On 4 November 2022 the Sustainable Development Observatory (SDO) of the European Economic and Social Committee (EESC) will host an online conference on the potential for an energy shift towards renewables in Europe.
The conference principally aims to assess how future development of photovoltaic (PV) systems and wind power plants (onshore and offshore) can be fostered to deliver on REPowerEU targets and beyond.
More specifically, it aims to:
- Explore ways to support infrastructure planning for substantially increasing the share of RES use on the grid, in synergy with the energy industry and grid operators,
- Propose policy options and measures to ensure that the upscale of renewable energies is socially acceptable and leads to concrete opportunities on the EU labour market, also at the local level,
- Identify new resource dependencies that could be created by the massive upscale of RES (e.g in the case of solar panels) and the options to mitigate them
This event will be webstreamed and no registration is required. Viewers will be able to send questions live via Slido with the code #RenewableEnergy.
The conference will input into the preparation for the joint event of the EESC observatories "Accelerating transitions to build an open strategic autonomy of Europe" on 6 December 2022.

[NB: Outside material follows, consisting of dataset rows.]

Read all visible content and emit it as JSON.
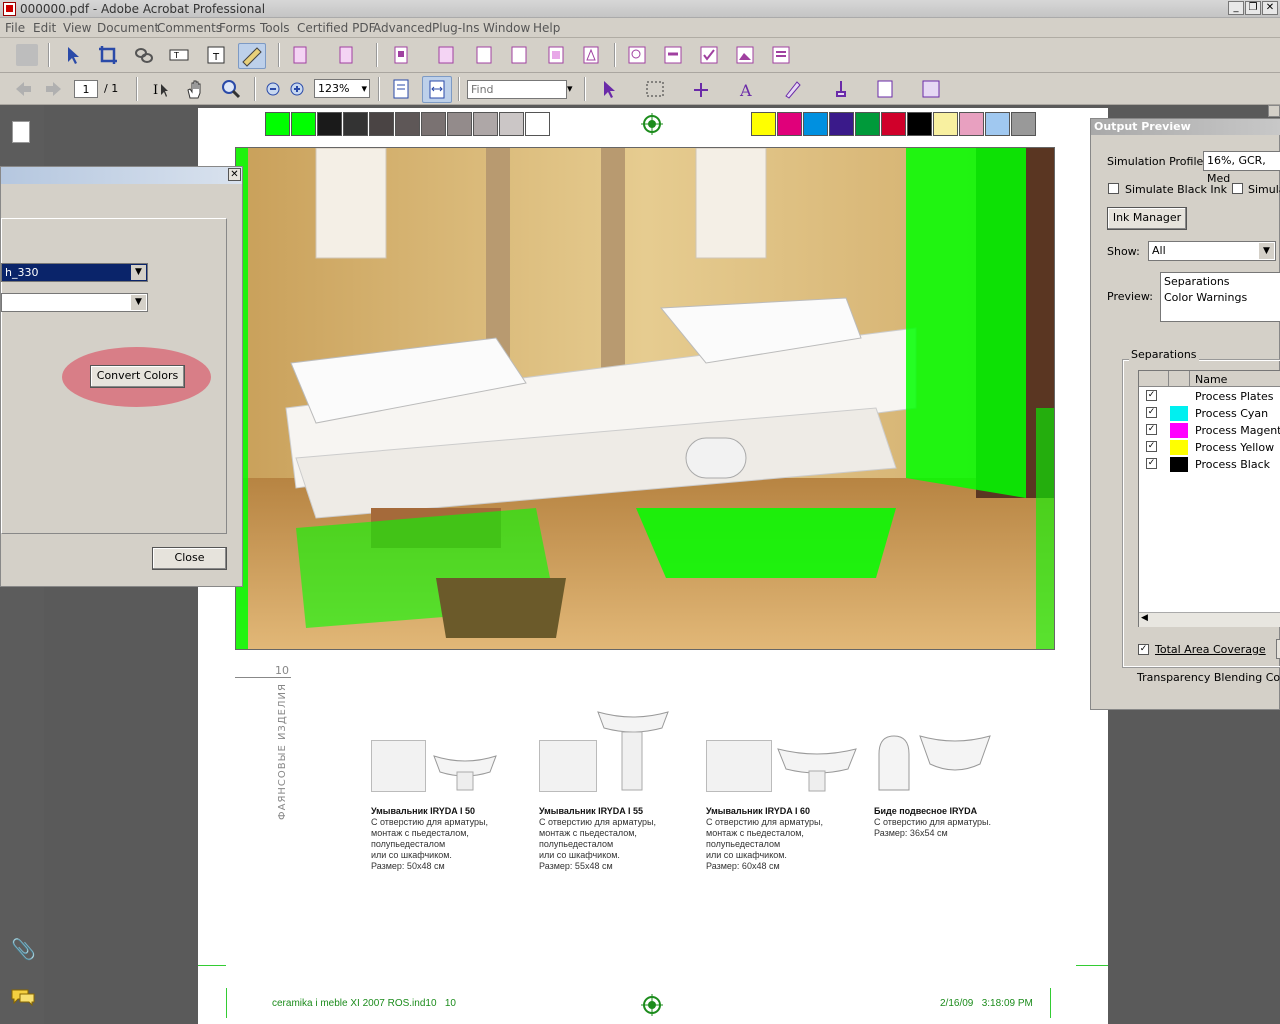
{
  "window": {
    "title": "000000.pdf - Adobe Acrobat Professional"
  },
  "menu": [
    "File",
    "Edit",
    "View",
    "Document",
    "Comments",
    "Forms",
    "Tools",
    "Certified PDF",
    "Advanced",
    "Plug-Ins",
    "Window",
    "Help"
  ],
  "nav": {
    "page_value": "1",
    "page_total": "/ 1",
    "zoom": "123%",
    "find_placeholder": "Find"
  },
  "convert_dialog": {
    "profile_value": "h_330",
    "second_value": "",
    "convert_label": "Convert Colors",
    "close_label": "Close"
  },
  "output_preview": {
    "title": "Output Preview",
    "sim_profile_label": "Simulation Profile:",
    "sim_profile_value": "16%, GCR, Med",
    "sim_black_label": "Simulate Black Ink",
    "sim_paper_label": "Simulat",
    "ink_manager_label": "Ink Manager",
    "show_label": "Show:",
    "show_value": "All",
    "preview_label": "Preview:",
    "preview_options": [
      "Separations",
      "Color Warnings"
    ],
    "separations_group": "Separations",
    "col_name": "Name",
    "plates": [
      {
        "name": "Process Plates",
        "color": ""
      },
      {
        "name": "Process Cyan",
        "color": "#00f0f0"
      },
      {
        "name": "Process Magenta",
        "color": "#ff00ff"
      },
      {
        "name": "Process Yellow",
        "color": "#ffff00"
      },
      {
        "name": "Process Black",
        "color": "#000000"
      }
    ],
    "total_area_label": "Total Area Coverage",
    "transparency_label": "Transparency Blending Color S"
  },
  "page": {
    "page_number": "10",
    "vertical_label": "ФАЯНСОВЫЕ ИЗДЕЛИЯ",
    "footer_left": "ceramika i meble XI 2007 ROS.ind10   10",
    "footer_right": "2/16/09   3:18:09 PM",
    "products": [
      {
        "title": "Умывальник IRYDA I 50",
        "lines": [
          "С отверстию для арматуры,",
          "монтаж с пьедесталом,",
          "полупьедесталом",
          "или со шкафчиком.",
          "Размер: 50x48 см"
        ]
      },
      {
        "title": "Умывальник IRYDA I 55",
        "lines": [
          "С отверстию для арматуры,",
          "монтаж с пьедесталом,",
          "полупьедесталом",
          "или со шкафчиком.",
          "Размер: 55x48 см"
        ]
      },
      {
        "title": "Умывальник IRYDA I 60",
        "lines": [
          "С отверстию для арматуры,",
          "монтаж с пьедесталом,",
          "полупьедесталом",
          "или со шкафчиком.",
          "Размер: 60x48 см"
        ]
      },
      {
        "title": "Биде подвесное IRYDA",
        "lines": [
          "С отверстию для арматуры.",
          "Размер: 36x54 см"
        ]
      }
    ]
  },
  "colors": {
    "warning_green": "#00ff00",
    "grey_bar": [
      "#00ff00",
      "#00ff00",
      "#1a1a1a",
      "#333",
      "#4a4444",
      "#5e5757",
      "#7a7272",
      "#938b8b",
      "#aea7a7",
      "#cbc6c6",
      "#fff"
    ],
    "color_bar": [
      "#ffff00",
      "#e0007a",
      "#0090e0",
      "#3a1a8a",
      "#009a3a",
      "#d0002a",
      "#000",
      "#f8f0a0",
      "#e8a0c0",
      "#a0c8f0",
      "#999"
    ]
  }
}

With the European Green Deal, the EU committed itself to become the world's first climate neutral continent by 2050, responding to the climate crisis and enabling European citizens and businesses to benefit from a sustainable green transition.
Facing the new geopolitical and energy market realities, we now have to increase our independence from unreliable suppliers and volatile fossil fuels and, as a consequence, the need to fast-track our clean energy transition becomes even more urgent. With the REPowerEU Plan, the Commission is proposing to increase the EU’s 2030 target for renewables from the current 40% to 45%.

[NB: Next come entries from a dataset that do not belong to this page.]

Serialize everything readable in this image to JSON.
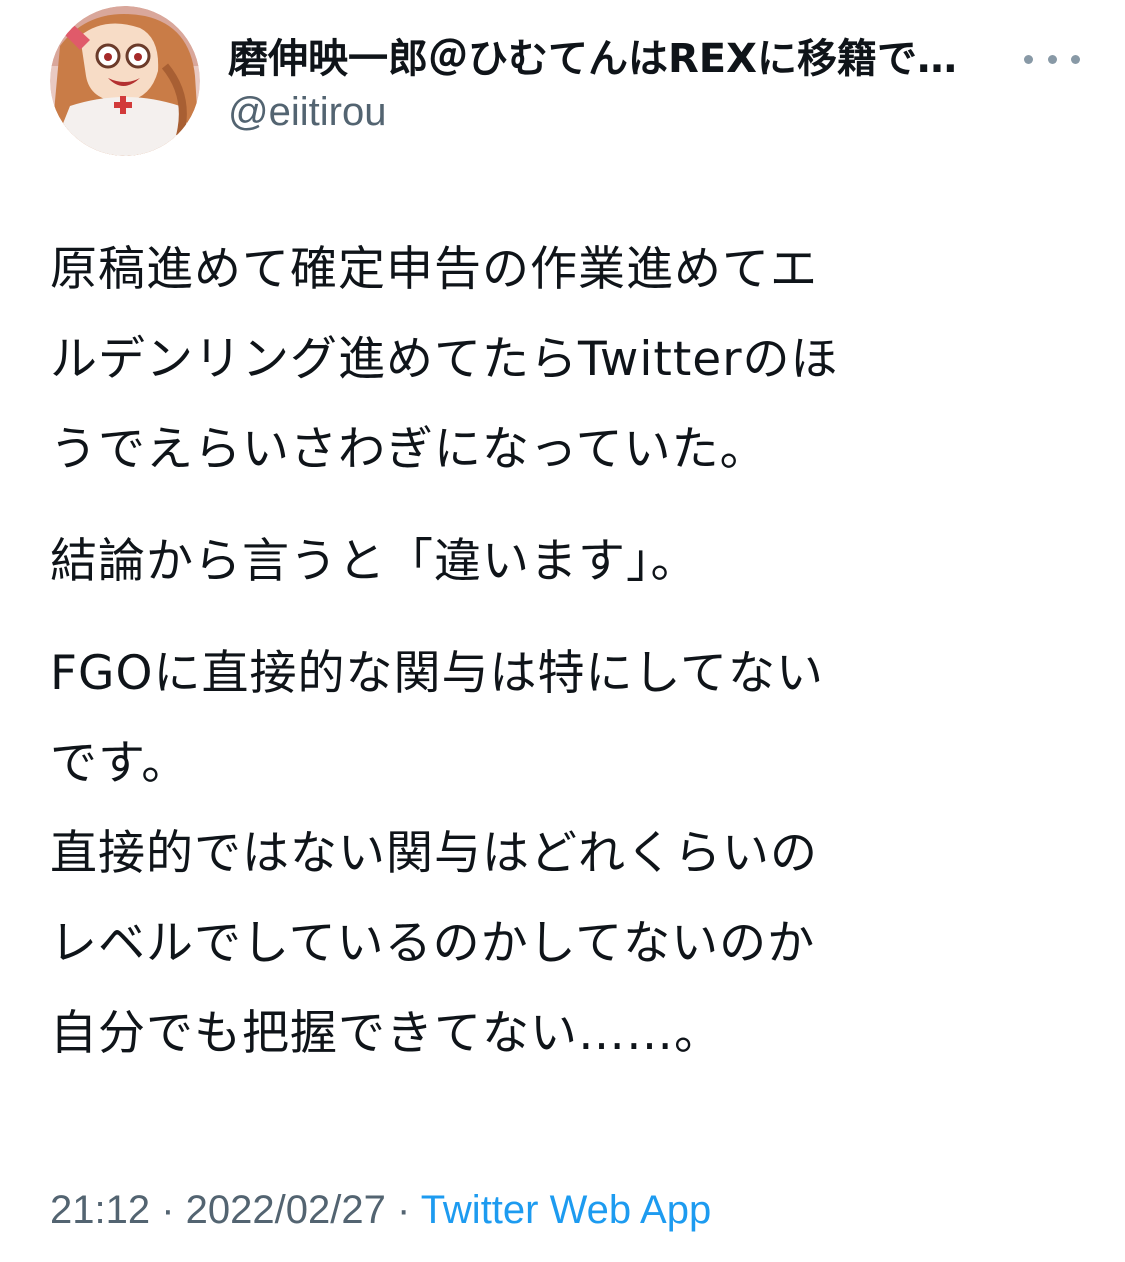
{
  "author": {
    "display_name": "磨伸映一郎＠ひむてんはREXに移籍で…",
    "handle": "@eiitirou",
    "avatar_icon": "avatar-illustration"
  },
  "more_icon": "more-horizontal-icon",
  "body": {
    "paragraphs": [
      {
        "lines": [
          "原稿進めて確定申告の作業進めてエ",
          "ルデンリング進めてたらTwitterのほ",
          "うでえらいさわぎになっていた。"
        ]
      },
      {
        "lines": [
          "結論から言うと「違います」。"
        ]
      },
      {
        "lines": [
          "FGOに直接的な関与は特にしてない",
          "です。",
          "直接的ではない関与はどれくらいの",
          "レベルでしているのかしてないのか",
          "自分でも把握できてない……。"
        ]
      }
    ]
  },
  "meta": {
    "time": "21:12",
    "separator": " · ",
    "date": "2022/02/27",
    "source": "Twitter Web App"
  },
  "colors": {
    "text": "#0f1419",
    "secondary": "#536471",
    "link": "#1d9bf0"
  }
}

A scale-up of renewable energy has many potential benefits, not only to curb climate change and reduce dependency on fossil fuel markets, but it also creates jobs in new "green" technologies.
Renewables are the cheapest and cleanest energy available. For example, the cost of solar power has decreased by 82% over the last decade, making it the most competitive source of electricity in many parts of the EU. The EU solar energy strategy as part of the REPowerEU Plan proposes new initiatives to overcome the remaining barriers.
However, there is still a great uncertainty about the actual potential for renewable energy to be developed within the EU. In addition, social acceptance (both socio-political and community acceptance) of renewable energy innovations is of utmost importance.Do you have a question?